This was the first such transfer operation ever conducted at sea. The success of this rescue avoided a serious setback for the LNG industry. LNG, if spilled disperses rapidly and is a non-toxic liquid, however the extreme cold of LNG can present hazards until the liquid returns to a gaseous state. In its gaseous state, the vapor is in essence a form of methane and quickly absorbs into the air.

El Paso badge used by a crew member of El Paso Sonatrach

Norwegian crew[edit]

Originally, three of the El Paso tankers were manned by a Norwegian crew. However, in 1979, the United States Congress (under President Jimmy Carter) decided that American sailors should be preferred as crewmembers on American ships to stop a rise in US unemployment. All the Norwegian sailors were subsequently replaced by American ones in August that year.

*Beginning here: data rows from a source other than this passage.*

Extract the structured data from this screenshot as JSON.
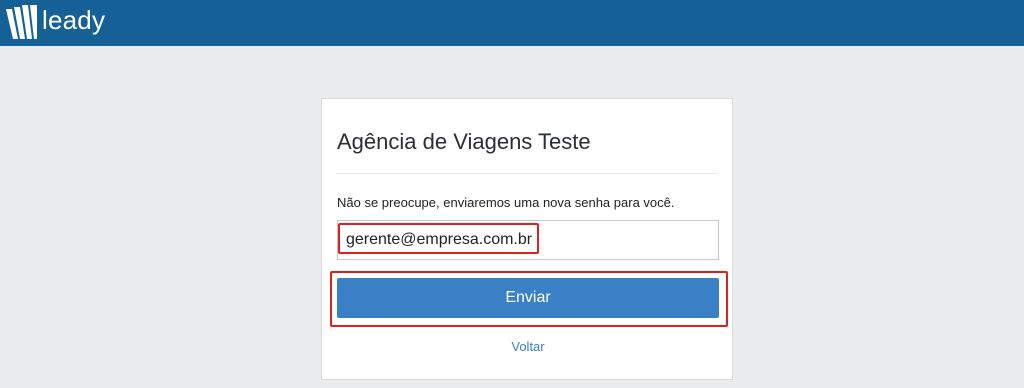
{
  "header": {
    "brand": "leady",
    "logo_icon": "leady-logo-icon",
    "background_color": "#156197"
  },
  "card": {
    "title": "Agência de Viagens Teste",
    "hint": "Não se preocupe, enviaremos uma nova senha para você.",
    "email": {
      "value": "gerente@empresa.com.br",
      "placeholder": ""
    },
    "submit_label": "Enviar",
    "back_label": "Voltar"
  },
  "colors": {
    "primary": "#3a80c7",
    "highlight": "#e02020",
    "page_background": "#ebecee"
  }
}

End of service[edit]

Until 1979, peak loads of LNG was being imported via four terminals, located in the continental United States. After 1979, the import volume declined dramatically, and the terminals were either mothballed or underutilized for two decades. The El Paso LNG tankers were all laid up to rust in 1980. During the period 1985–1987, El Paso Sonatrach and her sister ships were scrapped.

During the time she was operational, the Sonatrach made a total of 26 successful US - Algeria voyages.

Unique propulsion plant[edit]

The boilers in these class of ships were unique in that they were dual-fueled. As on any other steam ship, the boilers operated on fuel oil; usually Bunker-C. Steam powered LNG carriers however, also burn natural gas. As the cargo tanks absorbed heat from the sea, a portion of the cryogenic LNG cargo boils off, changing from a liquid to a vapor (gas). As a result, pressure within the cargo tanks increases; similar to boiling water in a pressure cooker. To prevent rupturing the thin Invar tank material, pressure is controlled by venting the natural gas evaporate. Natural gas is either released to the atmosphere via vent stacks located above the cargo tanks or compressed and piped to the ship's boilers, which are designed to operate simultaneously on natural gas and fuel oil.

The ship's operator transported, but did not own the cargo. The otherwise vented natural gas was therefore a free source of fuel to propel and operate the ship, representing a substantial reduction in the ship's operating costs and source of profit.

When the ship entered port, the amount of energy produced by burning the evaporated LNG exceeded the ships needs. This generated excess steam which had to be removed from the boiler. Excess steam was passed through a desuperheater then routed to the propulsion turbine condenser. The desuperheated steam passed over condenser tubes cooled by seawater pumped through the inside of the metal tubes. Thus the energy contained in the evaporated LNG is transferred to the sea.

To ensure flammable natural gas was never vented to the atmosphere while in port, operability of this unique system was verified by the Coast Guard before the ship was allowed to enter U.S. waters.

See also[edit]

Resources[edit]

  • In addition to the links mentioned above, the Norwegian Chief Radio Electronics Officer who served aboard El Paso Sonatrach has provided information for this article.
  • Propulsion Plant information added by El Paso Marine's Main Propulsion Automation Supervisor (1978–1980)

External links[edit]